But What About the Toilet?

Picture the following scenario. It might sound vaguely familiar. You’re a city slicker who stumbles across an online blog detailing the benefits of off-grid living. You’re reticent to read on, but the idea appeals to you. You open a new tab on your browser and find yourself Googling ‘off-grid living’. The options are mind-boggling. You didn’t even know this was possible! Your excitement begins to mount—a life powered by solar panels and rainwater collection systems that support a series of self-contained greenhouses that produce healthy, organic food for you to enjoy year-round! You imagine yourself quitting your job and escaping somewhere deep into the forest, nestled in the perfect tiny home, far away from the evils of the big city where no one but the birds can disturb your environmentally-sustainable dream life! Free at last!

Then the proverbial ball drops. What about the toilet? In the tiny home world, we call this ‘flush toilet anxiety’. Rarely does anyone have a problem with off-grid equipment like solar panels or rainwater systems, but when it comes to off-grid toilets, anxiety ensues.

I am here to reassure that there is nothing to fear. Off-grid toilet technology has come a long way since it was first invented. There are several excellent, odour-free, easy-to-use options available on the market. In hopes of easing your anxiety, here is a tiny home guide to all things toilet related.

Before we talk about off-grid toilet options, let’s review the pros and cons of regular flush toilets. If you have access to a sewer system or septic tank and plan to live in a set location, flush toilets are a feasible option for tiny homes. They are much less expensive than off-grid toilets and relatively simple to install. They come in different shapes, colours and sizes, which gives you more choice when it comes to design. The biggest issue with flush toilets is that they limit where you can take your tiny home. As I already mentioned, flush toilets require a sewer or septic hookup so they’re not particularly useful on the road or for off-grid living. They also waste a lot of water, which costs money and adds to your ecological footprint.

Another option is an RV-style toilet with a holding tank, which is arguably a similar experience to using a flush toilet. However, holding tanks require chemicals, and create blackwater, (as opposed to greywater) which needs to be disposed of safely and regularly. They can be quite smelly, and add substantial weight to your home. Because of this, RV toilets and holding tanks are not usually a great solution for tiny living—on or off grid.

When it comes to off-grid options, there are two main choices: composting toilets and incinerating toilets. Neither require water to operate, and both are suitable for an off-grid living.
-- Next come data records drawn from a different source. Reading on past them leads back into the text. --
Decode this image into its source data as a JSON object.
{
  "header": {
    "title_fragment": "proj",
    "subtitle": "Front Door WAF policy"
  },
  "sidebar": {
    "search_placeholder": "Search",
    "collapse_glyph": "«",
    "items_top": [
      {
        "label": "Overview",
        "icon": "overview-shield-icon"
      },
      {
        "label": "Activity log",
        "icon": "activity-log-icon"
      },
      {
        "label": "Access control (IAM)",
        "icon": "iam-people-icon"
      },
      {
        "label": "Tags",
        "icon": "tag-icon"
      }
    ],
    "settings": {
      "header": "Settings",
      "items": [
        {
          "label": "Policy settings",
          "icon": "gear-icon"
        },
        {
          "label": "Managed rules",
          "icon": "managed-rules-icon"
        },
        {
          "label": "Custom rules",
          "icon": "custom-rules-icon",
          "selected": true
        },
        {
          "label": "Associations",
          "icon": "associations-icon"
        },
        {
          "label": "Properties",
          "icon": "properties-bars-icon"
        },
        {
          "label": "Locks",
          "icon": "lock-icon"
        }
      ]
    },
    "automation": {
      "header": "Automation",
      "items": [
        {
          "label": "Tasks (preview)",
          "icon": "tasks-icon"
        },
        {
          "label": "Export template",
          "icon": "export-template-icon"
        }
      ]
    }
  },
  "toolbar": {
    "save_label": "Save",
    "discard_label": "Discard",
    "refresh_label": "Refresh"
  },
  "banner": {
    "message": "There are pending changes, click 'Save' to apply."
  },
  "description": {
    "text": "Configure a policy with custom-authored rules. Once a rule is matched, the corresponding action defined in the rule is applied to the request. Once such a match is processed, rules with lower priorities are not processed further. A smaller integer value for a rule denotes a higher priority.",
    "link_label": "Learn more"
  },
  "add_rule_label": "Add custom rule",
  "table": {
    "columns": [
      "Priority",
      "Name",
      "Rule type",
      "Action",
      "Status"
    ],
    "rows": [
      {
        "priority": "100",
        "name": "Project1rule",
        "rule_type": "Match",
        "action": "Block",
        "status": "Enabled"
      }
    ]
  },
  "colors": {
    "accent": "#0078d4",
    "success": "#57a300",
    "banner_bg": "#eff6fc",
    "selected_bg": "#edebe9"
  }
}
Composting toilets are more common than incinerating toilets, mostly because they are less expensive and use less power. A composting toilet can cost anywhere between $1000-2000CAD, whereas an incinerating toilet will can cost upward of $6000CAD. Compared to a regular flush toilet, (which you can get on sale for as little as $50), both composting and incinerating toilets are considerable investments. However, over time they can save you money on your water bill, they do not require chemicals or professional maintenance (like a septic or holding tank) and they produce a byproduct that is easily disposed of or composted.

But how do they work? Like really.

There are several functional differences between models and manufacturers, but in general, composting toilets work by separating solid and liquid waste. We’ve had a lot of success with Separett toilets, as they are easy to install, built to last and our clients love them. A Separett toilet bowl is ‘separett-ed’ into two parts, one that funnels away urine and one that captures solid waste. Because urine is mostly water, and considered sterile, it can be disposed of via a french drain, a tank or diverted to a greywater reuse system. The solid waste drops into a lower chamber, lined with a compostable bag where the waste dehydrates rapidly with the aid of a fan. Because there is virtually no odour, the toilet can be vented through the wall or ceiling. Depending on the amount of people living in your tiny home, the waste chamber only needs to be emptied (taken to the compost) about once a month. One thing to note about composting toilets is that because they use a fan, they do require a small amount of power to run. Separett makes a model called The Villa 9210 which can accept 12V DC power from a battery or solar source, or standard AC power, so that you can live either on or off-grid with your composting toilet.

At the push of a button, incinerating toilets literally incinerate solid and liquid waste into sterile ash. They traditionally run on electricity, but more recently, companies like EnviroToilets have engineered models that use natural gas, propane, diesel and even rechargeable solar power. Incinerating toilets draw a lot of power, so if you did opt for solar, you would want to make sure your system was sized to keep your toilet running year-round. We receive a lot of inquiries about both the EcoJohn series by EnviroToilets and Cinderella Motion by Cinderella Eco Group. Ringing in at $4300 CAD, the TinyJohn by EcoJohn is definitely more affordable than the Cinderella Motion, which costs a whopping $6490 CAD. According to Cinderella Eco Group’s website the Cinderella Motion is not yet available in Canada and the USA. Although incinerating toilets offer the potential of mess-free, off-grid living, their lofty price point can be a serious obstacle for the average consumer.

For more information on Separett toilets, click here.

For more off-grid toilet options head to Tiny Life Supply.